Data extracts >>

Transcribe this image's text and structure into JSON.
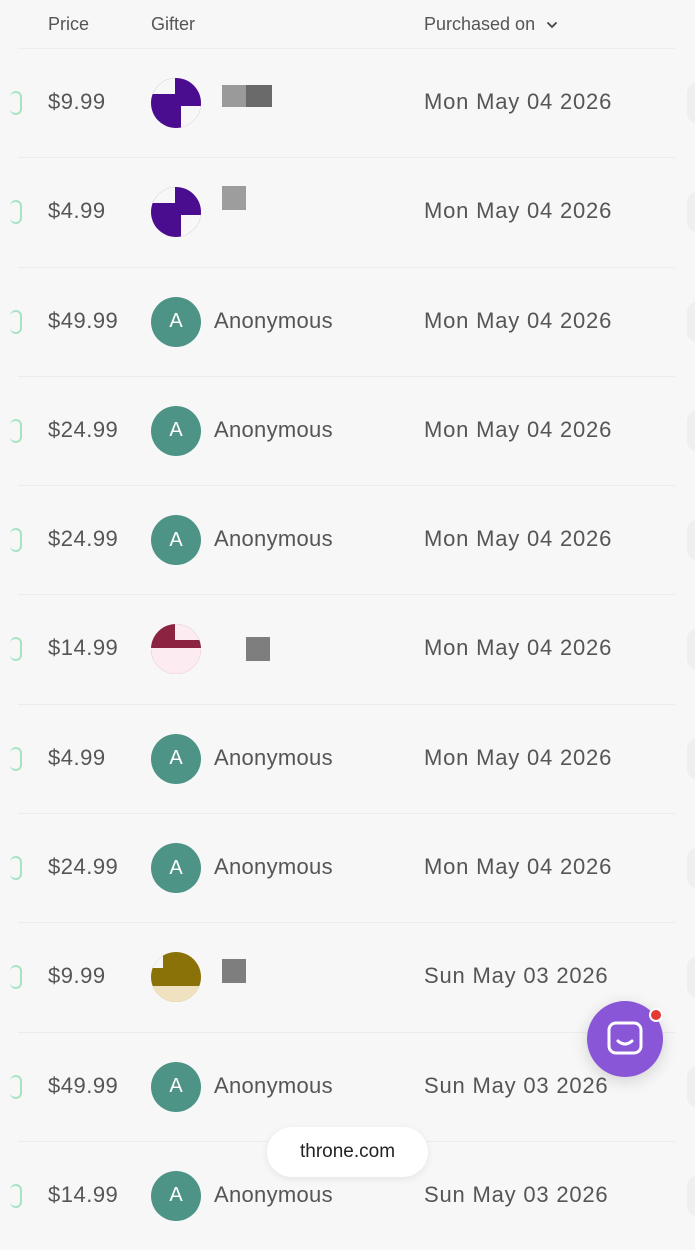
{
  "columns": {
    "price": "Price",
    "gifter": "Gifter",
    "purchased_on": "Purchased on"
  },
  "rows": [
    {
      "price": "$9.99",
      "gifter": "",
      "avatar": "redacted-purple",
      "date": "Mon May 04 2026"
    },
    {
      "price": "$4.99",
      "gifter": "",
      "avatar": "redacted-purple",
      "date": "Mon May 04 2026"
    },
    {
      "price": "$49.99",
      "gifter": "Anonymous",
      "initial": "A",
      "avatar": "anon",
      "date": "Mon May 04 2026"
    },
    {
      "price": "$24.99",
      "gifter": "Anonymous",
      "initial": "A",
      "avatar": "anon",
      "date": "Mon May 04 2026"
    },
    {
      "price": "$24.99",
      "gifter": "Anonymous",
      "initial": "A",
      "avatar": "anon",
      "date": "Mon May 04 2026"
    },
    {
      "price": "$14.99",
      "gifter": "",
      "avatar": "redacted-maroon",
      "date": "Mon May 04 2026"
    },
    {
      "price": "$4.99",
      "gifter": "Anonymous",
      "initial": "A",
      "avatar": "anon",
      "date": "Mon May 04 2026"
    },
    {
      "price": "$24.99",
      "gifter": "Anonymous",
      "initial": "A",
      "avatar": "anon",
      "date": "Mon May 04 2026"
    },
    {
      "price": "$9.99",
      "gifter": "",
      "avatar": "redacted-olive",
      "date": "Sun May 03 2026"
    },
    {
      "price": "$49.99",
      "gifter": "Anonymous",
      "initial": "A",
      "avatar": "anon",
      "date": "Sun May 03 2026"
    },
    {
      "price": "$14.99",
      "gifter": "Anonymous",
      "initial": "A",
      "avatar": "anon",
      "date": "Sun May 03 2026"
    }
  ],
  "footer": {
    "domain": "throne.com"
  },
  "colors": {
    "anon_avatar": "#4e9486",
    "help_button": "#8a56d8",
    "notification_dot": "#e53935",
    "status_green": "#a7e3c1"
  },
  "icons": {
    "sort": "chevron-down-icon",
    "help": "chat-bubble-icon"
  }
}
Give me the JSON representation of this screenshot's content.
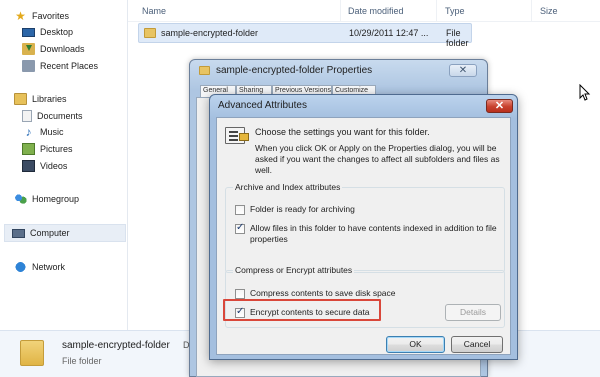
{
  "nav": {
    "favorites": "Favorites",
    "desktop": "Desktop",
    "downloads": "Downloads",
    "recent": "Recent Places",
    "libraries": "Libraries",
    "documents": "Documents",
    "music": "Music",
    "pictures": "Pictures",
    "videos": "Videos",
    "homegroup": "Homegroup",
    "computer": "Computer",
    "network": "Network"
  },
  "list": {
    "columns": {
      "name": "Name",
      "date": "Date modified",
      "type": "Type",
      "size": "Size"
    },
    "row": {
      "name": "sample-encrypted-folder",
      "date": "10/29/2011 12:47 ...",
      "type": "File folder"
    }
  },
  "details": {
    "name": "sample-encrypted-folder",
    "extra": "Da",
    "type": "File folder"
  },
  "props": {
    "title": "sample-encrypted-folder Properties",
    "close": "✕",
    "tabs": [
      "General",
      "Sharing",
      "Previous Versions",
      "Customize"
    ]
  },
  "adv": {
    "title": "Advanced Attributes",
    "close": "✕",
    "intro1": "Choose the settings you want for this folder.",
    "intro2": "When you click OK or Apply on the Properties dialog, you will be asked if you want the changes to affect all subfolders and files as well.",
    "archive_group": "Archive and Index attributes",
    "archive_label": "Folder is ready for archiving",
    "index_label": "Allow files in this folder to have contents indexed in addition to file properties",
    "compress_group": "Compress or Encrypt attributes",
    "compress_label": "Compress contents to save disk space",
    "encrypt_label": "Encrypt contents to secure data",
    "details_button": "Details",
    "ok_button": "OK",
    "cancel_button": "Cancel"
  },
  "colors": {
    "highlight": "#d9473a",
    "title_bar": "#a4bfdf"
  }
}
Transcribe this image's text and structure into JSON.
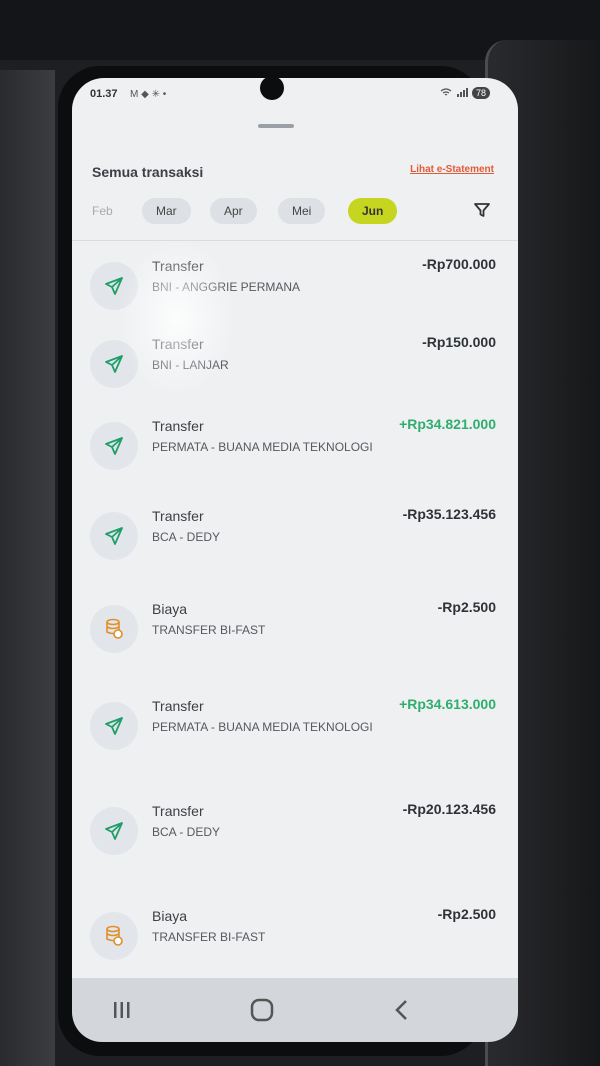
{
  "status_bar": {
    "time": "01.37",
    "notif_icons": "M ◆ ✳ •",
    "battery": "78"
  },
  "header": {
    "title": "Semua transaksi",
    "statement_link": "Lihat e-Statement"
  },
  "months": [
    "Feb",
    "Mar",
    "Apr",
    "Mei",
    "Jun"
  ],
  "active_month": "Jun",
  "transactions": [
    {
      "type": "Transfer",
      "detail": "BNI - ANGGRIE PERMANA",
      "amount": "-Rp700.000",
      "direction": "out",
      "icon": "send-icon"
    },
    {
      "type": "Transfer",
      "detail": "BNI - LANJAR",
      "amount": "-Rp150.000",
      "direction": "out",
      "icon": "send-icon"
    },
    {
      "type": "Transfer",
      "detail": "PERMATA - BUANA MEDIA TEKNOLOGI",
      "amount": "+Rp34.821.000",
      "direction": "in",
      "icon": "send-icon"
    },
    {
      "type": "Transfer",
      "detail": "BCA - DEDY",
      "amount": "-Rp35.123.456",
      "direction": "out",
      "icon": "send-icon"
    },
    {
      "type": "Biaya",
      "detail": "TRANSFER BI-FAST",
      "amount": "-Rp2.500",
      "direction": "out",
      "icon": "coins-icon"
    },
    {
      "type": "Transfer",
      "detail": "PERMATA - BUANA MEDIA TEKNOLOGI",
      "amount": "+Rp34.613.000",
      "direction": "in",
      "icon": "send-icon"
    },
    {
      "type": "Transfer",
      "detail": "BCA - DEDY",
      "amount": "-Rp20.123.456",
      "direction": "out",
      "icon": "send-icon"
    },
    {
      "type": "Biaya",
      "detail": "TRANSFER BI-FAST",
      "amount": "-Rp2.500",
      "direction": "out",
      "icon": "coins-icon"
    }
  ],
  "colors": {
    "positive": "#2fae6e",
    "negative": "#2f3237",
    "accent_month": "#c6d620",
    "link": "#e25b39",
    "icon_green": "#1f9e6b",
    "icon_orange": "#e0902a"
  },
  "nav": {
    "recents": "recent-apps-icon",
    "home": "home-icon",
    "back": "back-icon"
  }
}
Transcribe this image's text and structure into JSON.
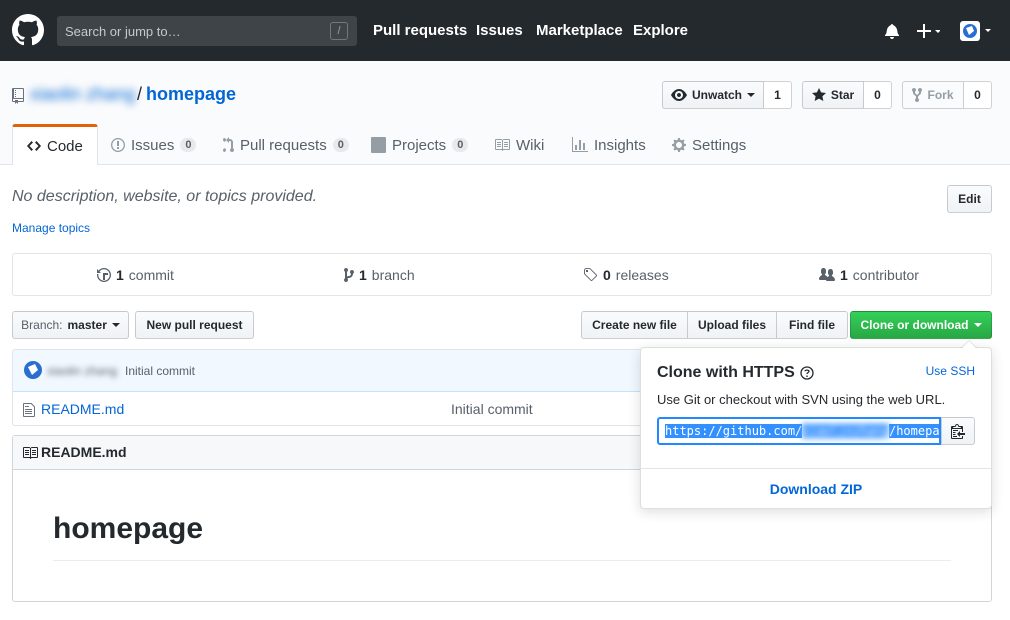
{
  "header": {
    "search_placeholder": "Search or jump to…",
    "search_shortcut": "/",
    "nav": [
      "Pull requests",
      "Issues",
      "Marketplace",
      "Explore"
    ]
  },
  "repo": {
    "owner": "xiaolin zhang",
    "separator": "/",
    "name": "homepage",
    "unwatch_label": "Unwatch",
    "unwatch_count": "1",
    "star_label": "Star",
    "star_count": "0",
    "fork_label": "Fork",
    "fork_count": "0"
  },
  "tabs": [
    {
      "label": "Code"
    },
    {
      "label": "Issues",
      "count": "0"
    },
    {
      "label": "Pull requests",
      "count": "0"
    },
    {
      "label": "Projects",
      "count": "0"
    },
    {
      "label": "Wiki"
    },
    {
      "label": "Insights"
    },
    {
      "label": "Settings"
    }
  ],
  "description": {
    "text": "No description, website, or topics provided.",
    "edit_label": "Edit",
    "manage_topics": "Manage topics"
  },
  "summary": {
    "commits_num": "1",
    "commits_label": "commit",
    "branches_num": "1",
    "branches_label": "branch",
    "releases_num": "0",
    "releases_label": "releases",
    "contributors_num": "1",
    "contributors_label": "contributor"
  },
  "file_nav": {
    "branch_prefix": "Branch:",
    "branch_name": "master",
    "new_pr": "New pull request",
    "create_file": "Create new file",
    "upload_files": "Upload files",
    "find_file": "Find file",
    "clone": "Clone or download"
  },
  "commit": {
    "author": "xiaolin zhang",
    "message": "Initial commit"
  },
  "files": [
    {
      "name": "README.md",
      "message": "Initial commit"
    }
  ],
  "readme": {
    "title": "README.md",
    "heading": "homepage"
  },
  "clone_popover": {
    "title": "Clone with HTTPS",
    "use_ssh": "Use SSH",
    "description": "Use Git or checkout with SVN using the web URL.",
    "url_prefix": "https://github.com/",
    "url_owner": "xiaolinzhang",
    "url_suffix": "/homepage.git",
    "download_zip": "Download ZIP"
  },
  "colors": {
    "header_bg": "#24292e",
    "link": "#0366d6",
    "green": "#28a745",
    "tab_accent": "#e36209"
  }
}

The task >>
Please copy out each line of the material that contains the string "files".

Output of the task >>
    "intro2": "When you click OK or Apply on the Properties dialog, you will be asked if you want the changes to affect all subfolders and files as well.",
    "index_label": "Allow files in this folder to have contents indexed in addition to file properties",
    "upload_files": "Upload files",
  "files": [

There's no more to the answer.